Iran deploys more fire power in the Persian Gulf naval patrols armed with more drones and precision missiles US responds with 3000 marines and sailors
Iran has beefed up its naval forces, arming them with additional drones and precision missiles with ranges up to 1,000 kilometers (620 miles), amid rising tensions with the US over shipping traffic through the world oil market’s most crucial bottleneck.
The Iran Revolutionary Guard Corps (IRGC) Navy officially took possession of the new gear at a ceremony on Saturday, state-run media outlets reported.
The systems include reconnaissance and combat drones, as well as electronic warfare equipment, truck-mounted missile launchers, and hundreds of cruise and ballistic missiles.
The announcement came after reports earlier this week that US military officials had drawn up unprecedented plans to place armed troops on commercial ships in the Strait of Hormuz.
Just last month, the Pentagon announced deployments of additional fighter jets and naval assets to the Persian Gulf region in response to “alarming events,” such as Iranian seizures of commercial vessels.
Brigadier General Abolfazi Shekarchi, a spokesman for the Iranian military, denounced Washington’s proposed deployment of troops on private ships. “What do the Persian Gulf, the Gulf of Oman and the Indian Ocean have to do with America?” he told Iran’s Tasnim news agency.
“What is your business here?”
About 20% of the world’s oil supplies, or one third of all seaborne crude shipments, go through the Strait of Hormuz, the narrow passage that connects the Persian Gulf to the Gulf of Oman and the Arabian Sea. Tehran typically accuses the operators of detained ships of shipping violations, such as oil smuggling. Some of the vessels have only been released after other countries free detained Iranian tankers.

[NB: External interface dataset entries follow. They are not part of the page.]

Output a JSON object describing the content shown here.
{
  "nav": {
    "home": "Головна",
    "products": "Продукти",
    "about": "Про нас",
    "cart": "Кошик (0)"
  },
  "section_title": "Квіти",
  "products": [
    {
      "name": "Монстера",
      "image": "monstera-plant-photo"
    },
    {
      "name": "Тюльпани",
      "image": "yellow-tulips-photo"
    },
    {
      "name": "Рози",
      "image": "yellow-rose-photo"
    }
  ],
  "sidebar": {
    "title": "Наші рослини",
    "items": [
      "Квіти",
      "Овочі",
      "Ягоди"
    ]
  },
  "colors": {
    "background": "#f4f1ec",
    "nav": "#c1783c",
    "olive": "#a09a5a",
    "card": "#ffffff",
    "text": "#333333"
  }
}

The new missiles give the IRGC Navy better accuracy and longer range than it previously had available, commander Alireza Tangsiri said. “The cruise missiles can attack several targets simultaneously, and the commands can be altered after takeoff,” he added.
On Monday, the Pentagon announced deployment of 3000 marines and sailors aboard two ships the USS Bataan and the USS Carter Hall to the Gulf in response, to “deter” Iranian forces.
The US Navy’s 5th Fleet announced that more than 3,000 marines and sailors had arrived in the Red Sea aboard an amphibious assault ship and a dock landing vessel the day before.
“These units add significant operational flexibility and capability as we work alongside international partners to deter destabilizing activity and deescalate regional tensions caused by Iran’s harassment and seizures of merchant vessels earlier this year,” 5th Fleet spokesman Commander Tim Hawkins told The Hill in a statement.
A US Navy sailor stands watch on an amphibious assault ship during a transit through the Suez Canal, August 6, 2023. © US Marine Corps / Cpl. Nayelly Nieves-Nieves
The amphibious assault ship sent in the latest deployment, the USS Bataan, also carried additional air assets, the Navy added. Though it did not specify the systems on board, the military said that the ship can carry more than two dozen rotary-wing and fixed-wing aircraft, including the Osprey tilt-rotor aircraft and AV-8B Harrier attack jets, in addition to a number of landing craft.
The smaller USS Carter Hall, a docking ship, will act as a support vessel for operations involving landings or amphibious attacks.
According to US Central Command, Defense Secretary Lloyd Austin ordered the move in July “in response to recent attempts by Iran to seize commercial ships” in the region. Though Washington has repeatedly accused the Islamic Republic of such seizures since 2019, the allegations have become louder in recent months, with the Pentagon announcing several new deployments in that time.
In mid-July, the US Defense Department said it would send F-35 and F-16 fighter jets to the Middle East alongside a guided-missile destroyer to “defend US interests and safeguard freedom of navigation,” citing Iran’s “destabilizing”activities in the Strait of Hormuz.
The Iranian Revolutionary Guard’s military equipment in a drill on Abu Musa Island in the Persian Gulf, August 2, 2023 © Sepahnews via AP
This followed another naval deployment earlier this year, while Washington is now reportedly considering whether to station armed personnel aboard commercial ships to prevent Iranian seizures.
Iran has repeatedly condemned the US for “warmongering” and escalating tensions with its regular military activity around the Persian Gulf. Following another encounter with a commercial ship accused of smuggling last month, Iranian Rear Admiral Ramazan Zirrahi claimed US warplanes tried to help the ship escape, but were unsuccessful.
US-Iran tensions have risen since Washington pulled out of the Iran nuclear deal in 2018. Efforts to revive the agreement, known officially as the Joint Comprehensive Plan of Action (JCPOA), have failed, despite the change in US leadership when Joe Biden succeeded Donald Trump as president in January 2021.
Source IRNA/The HIll/RT/AP